(Dataset rows for apps and sites)
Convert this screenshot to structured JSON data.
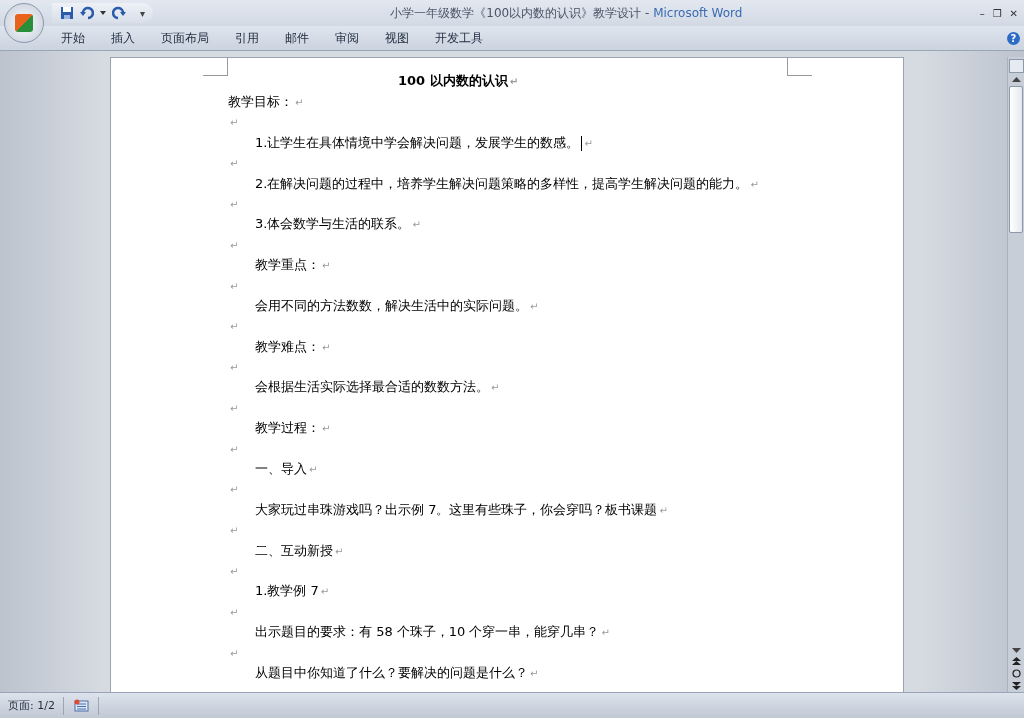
{
  "window": {
    "title": "小学一年级数学《100以内数的认识》教学设计",
    "separator": "-",
    "app": "Microsoft Word",
    "quick_access": {
      "menu_glyph": "▾"
    },
    "controls": [
      "–",
      "❐",
      "✕"
    ]
  },
  "ribbon_tabs": [
    {
      "label": "开始",
      "selected": false
    },
    {
      "label": "插入",
      "selected": false
    },
    {
      "label": "页面布局",
      "selected": false
    },
    {
      "label": "引用",
      "selected": false
    },
    {
      "label": "邮件",
      "selected": false
    },
    {
      "label": "审阅",
      "selected": false
    },
    {
      "label": "视图",
      "selected": false
    },
    {
      "label": "开发工具",
      "selected": false
    }
  ],
  "help": "?",
  "document": {
    "heading": "100 以内数的认识",
    "paragraphs": [
      {
        "kind": "plain",
        "text": "教学目标：",
        "cursor": false
      },
      {
        "kind": "empty",
        "cursor": false
      },
      {
        "kind": "indented",
        "text": "1.让学生在具体情境中学会解决问题，发展学生的数感。",
        "cursor": true
      },
      {
        "kind": "empty",
        "cursor": false
      },
      {
        "kind": "indented",
        "text": "2.在解决问题的过程中，培养学生解决问题策略的多样性，提高学生解决问题的能力。",
        "cursor": false
      },
      {
        "kind": "empty",
        "cursor": false
      },
      {
        "kind": "indented",
        "text": "3.体会数学与生活的联系。",
        "cursor": false
      },
      {
        "kind": "empty",
        "cursor": false
      },
      {
        "kind": "indented",
        "text": "教学重点：",
        "cursor": false
      },
      {
        "kind": "empty",
        "cursor": false
      },
      {
        "kind": "indented",
        "text": "会用不同的方法数数，解决生活中的实际问题。",
        "cursor": false
      },
      {
        "kind": "empty",
        "cursor": false
      },
      {
        "kind": "indented",
        "text": "教学难点：",
        "cursor": false
      },
      {
        "kind": "empty",
        "cursor": false
      },
      {
        "kind": "indented",
        "text": "会根据生活实际选择最合适的数数方法。",
        "cursor": false
      },
      {
        "kind": "empty",
        "cursor": false
      },
      {
        "kind": "indented",
        "text": "教学过程：",
        "cursor": false
      },
      {
        "kind": "empty",
        "cursor": false
      },
      {
        "kind": "indented",
        "text": "一、导入",
        "cursor": false
      },
      {
        "kind": "empty",
        "cursor": false
      },
      {
        "kind": "indented",
        "text": "大家玩过串珠游戏吗？出示例 7。这里有些珠子，你会穿吗？板书课题",
        "cursor": false
      },
      {
        "kind": "empty",
        "cursor": false
      },
      {
        "kind": "indented",
        "text": "二、互动新授",
        "cursor": false
      },
      {
        "kind": "empty",
        "cursor": false
      },
      {
        "kind": "indented",
        "text": "1.教学例 7",
        "cursor": false
      },
      {
        "kind": "empty",
        "cursor": false
      },
      {
        "kind": "indented",
        "text": "出示题目的要求：有 58 个珠子，10 个穿一串，能穿几串？",
        "cursor": false
      },
      {
        "kind": "empty",
        "cursor": false
      },
      {
        "kind": "indented",
        "text": "从题目中你知道了什么？要解决的问题是什么？",
        "cursor": false
      }
    ],
    "paragraph_mark": "↵"
  },
  "status_bar": {
    "page": "页面: 1/2"
  }
}
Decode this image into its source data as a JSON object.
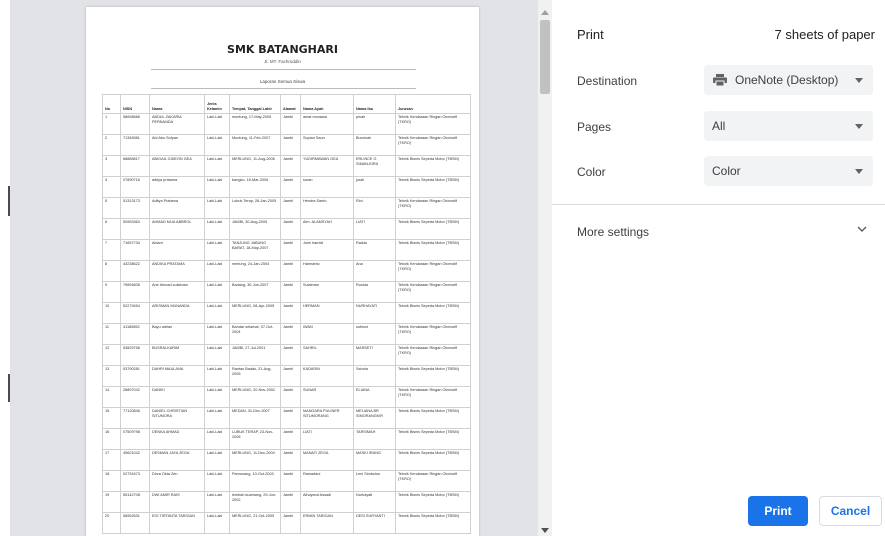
{
  "document": {
    "school": "SMK BATANGHARI",
    "address": "Jl. MT. Fachruddin",
    "report_title": "Laporan Semua Siswa",
    "columns": [
      "No",
      "NISN",
      "Nama",
      "Jenis Kelamin",
      "Tempat, Tanggal Lahir",
      "Alamat",
      "Nama Ayah",
      "Nama Ibu",
      "Jurusan"
    ],
    "rows": [
      [
        "1",
        "58658686",
        "ABDUL ZAKARIA PERNANDA",
        "Laki-Laki",
        "muntung, 17-May-2005",
        "Jambi",
        "amat munawa",
        "pinah",
        "Teknik Kendaraan Ringan Otomotif (TKRO)"
      ],
      [
        "2",
        "71345981",
        "Abi Abu Sofyan",
        "Laki-Laki",
        "Muntung, 11-Feb-2007",
        "Jambi",
        "Sopian Saun",
        "Burninah",
        "Teknik Kendaraan Ringan Otomotif (TKRO)"
      ],
      [
        "3",
        "68885817",
        "ABIGAIL GIDEON GEA",
        "Laki-Laki",
        "MERLUNG, 11-Aug-2006",
        "Jambi",
        "YUDIRMAWAN GEA",
        "ERLINCE G SIMANJORA",
        "Teknik Bisnis Sepeda Motor (TBSM)"
      ],
      [
        "4",
        "07890716",
        "aditya pratama",
        "Laki-Laki",
        "bangko, 16-Mar-2006",
        "Jambi",
        "suran",
        "jurail",
        "Teknik Bisnis Sepeda Motor (TBSM)"
      ],
      [
        "5",
        "51313173",
        "Aditya Pratama",
        "Laki-Laki",
        "Lubuk Terap, 26-Jan-2005",
        "Jambi",
        "Hendra Santo",
        "Rini",
        "Teknik Kendaraan Ringan Otomotif (TKRO)"
      ],
      [
        "6",
        "50953363",
        "AHMAD MIJA ABBROL",
        "Laki-Laki",
        "JAMBI, 30-Aug-2005",
        "Jambi",
        "Alm. ALAMSYAH",
        "LIATI",
        "Teknik Bisnis Sepeda Motor (TBSM)"
      ],
      [
        "7",
        "71657734",
        "Aldani",
        "Laki-Laki",
        "TANJUNG JABUNG BARAT, 18-May-2007",
        "Jambi",
        "Jumi hamidi",
        "Raiida",
        "Teknik Bisnis Sepeda Motor (TBSM)"
      ],
      [
        "8",
        "43238622",
        "ANDIKA PRATAMA",
        "Laki-Laki",
        "merlung, 24-Jan-2004",
        "Jambi",
        "Harmanto",
        "Ana",
        "Teknik Kendaraan Ringan Otomotif (TKRO)"
      ],
      [
        "9",
        "79894606",
        "Anir Ahmad sulaiman",
        "Laki-Laki",
        "Badang, 30-Jun-2007",
        "Jambi",
        "Sulaiman",
        "Rosida",
        "Teknik Kendaraan Ringan Otomotif (TKRO)"
      ],
      [
        "10",
        "52279454",
        "ARISMAN MUNANDA",
        "Laki-Laki",
        "MERLUNG, 08-Apr-2005",
        "Jambi",
        "HERMAN",
        "NURHAYATI",
        "Teknik Bisnis Sepeda Motor (TBSM)"
      ],
      [
        "11",
        "41180852",
        "Bayu adrian",
        "Laki-Laki",
        "Bandar selamat, 07-Oct-2004",
        "Jambi",
        "IWAN",
        "sutrioni",
        "Teknik Kendaraan Ringan Otomotif (TKRO)"
      ],
      [
        "12",
        "53829758",
        "BUSRALKARIM",
        "Laki-Laki",
        "JAMBI, 27-Jul-2001",
        "Jambi",
        "SAHRIL",
        "MARSETI",
        "Teknik Kendaraan Ringan Otomotif (TKRO)"
      ],
      [
        "13",
        "53790281",
        "DAHRI MAULANA",
        "Laki-Laki",
        "Rantau Badak, 21-Aug-2005",
        "Jambi",
        "KADARIN",
        "Sahnia",
        "Teknik Bisnis Sepeda Motor (TBSM)"
      ],
      [
        "14",
        "28897042",
        "DANIEI",
        "Laki-Laki",
        "MERLUNG, 20-Nov-2002",
        "Jambi",
        "SUNAR",
        "ELIANA",
        "Teknik Kendaraan Ringan Otomotif (TKRO)"
      ],
      [
        "15",
        "77120846",
        "DANIEL CHRISTIAN SITUMORA",
        "Laki-Laki",
        "MEDAN, 31-Dec-2007",
        "Jambi",
        "MANGARA PULINER SITUMORANG",
        "MELIANA BR SIMORANGKIR",
        "Teknik Bisnis Sepeda Motor (TBSM)"
      ],
      [
        "16",
        "07509798",
        "DENKA AHMAD",
        "Laki-Laki",
        "LUBUK TERAP, 23-Nov-2006",
        "Jambi",
        "LIATI",
        "TARSIMAH",
        "Teknik Bisnis Sepeda Motor (TBSM)"
      ],
      [
        "17",
        "45621042",
        "DESMAN JAYA ZEGA",
        "Laki-Laki",
        "MERLUNG, 11-Dec-2004",
        "Jambi",
        "MANATI ZEGA",
        "MASKI IRANG",
        "Teknik Bisnis Sepeda Motor (TBSM)"
      ],
      [
        "18",
        "02731673",
        "Dirza Okta Zen",
        "Laki-Laki",
        "Pamunang, 10-Oct-2003",
        "Jambi",
        "Ramadani",
        "Leni Simbolon",
        "Teknik Kendaraan Ringan Otomotif (TKRO)"
      ],
      [
        "19",
        "55142708",
        "DWI AMIR RAIS",
        "Laki-Laki",
        "lembah kuamang, 29-Jun-2002",
        "Jambi",
        "Alhayand Assadi",
        "Nurhayati",
        "Teknik Bisnis Sepeda Motor (TBSM)"
      ],
      [
        "20",
        "58552631",
        "EGI TIRTANTA TARIGAN",
        "Laki-Laki",
        "MERLUNG, 21-Oct-2005",
        "Jambi",
        "ERMIN TARIGAN",
        "DESI SURYANTI",
        "Teknik Bisnis Sepeda Motor (TBSM)"
      ]
    ]
  },
  "panel": {
    "title": "Print",
    "sheets": "7 sheets of paper",
    "destination_label": "Destination",
    "destination_value": "OneNote (Desktop)",
    "pages_label": "Pages",
    "pages_value": "All",
    "color_label": "Color",
    "color_value": "Color",
    "more_settings": "More settings",
    "print_button": "Print",
    "cancel_button": "Cancel"
  },
  "icons": {
    "destination": "printer-icon",
    "dropdown": "caret-down-icon",
    "more_settings": "chevron-down-icon"
  },
  "colors": {
    "accent": "#1a73e8",
    "preview_bg": "#e1e3e6",
    "select_bg": "#f1f3f4"
  }
}
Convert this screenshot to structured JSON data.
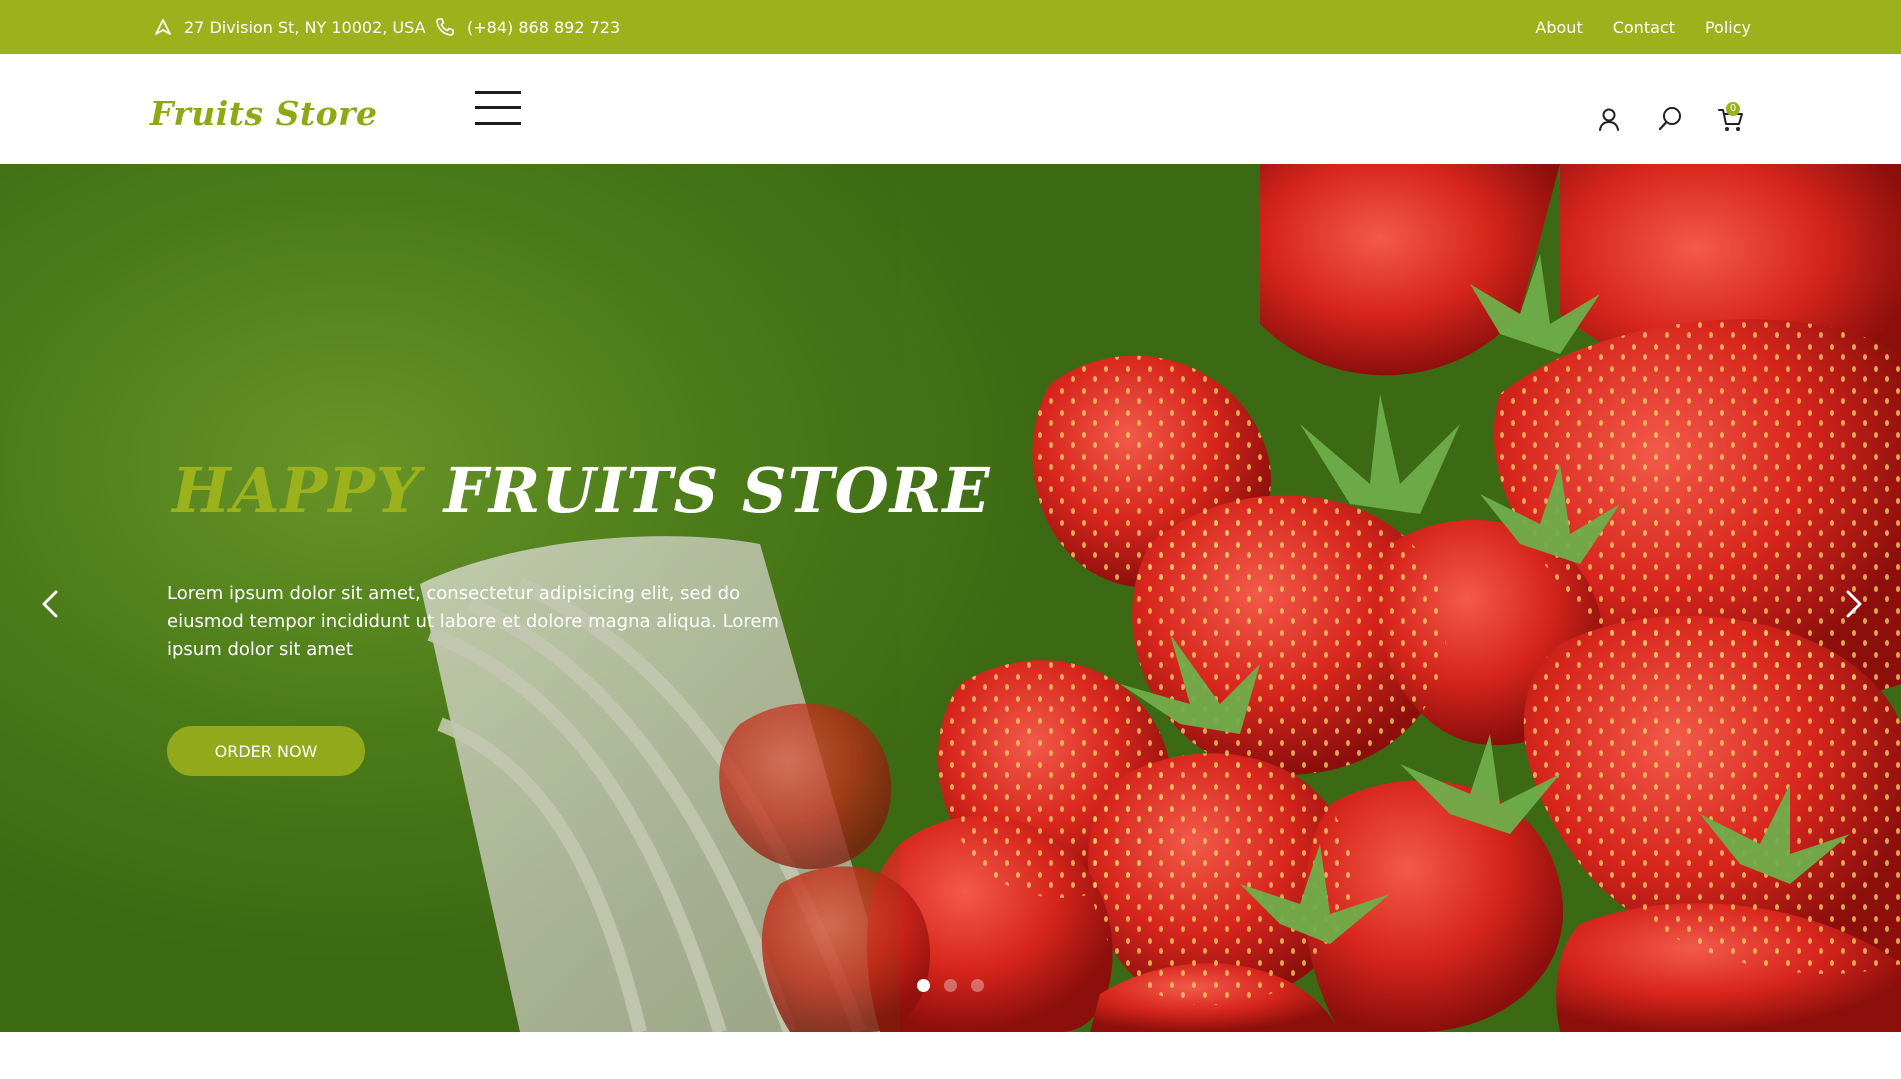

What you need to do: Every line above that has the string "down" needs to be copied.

Task result:
    "dropdown": "caret-down-icon",
    "more_settings": "chevron-down-icon"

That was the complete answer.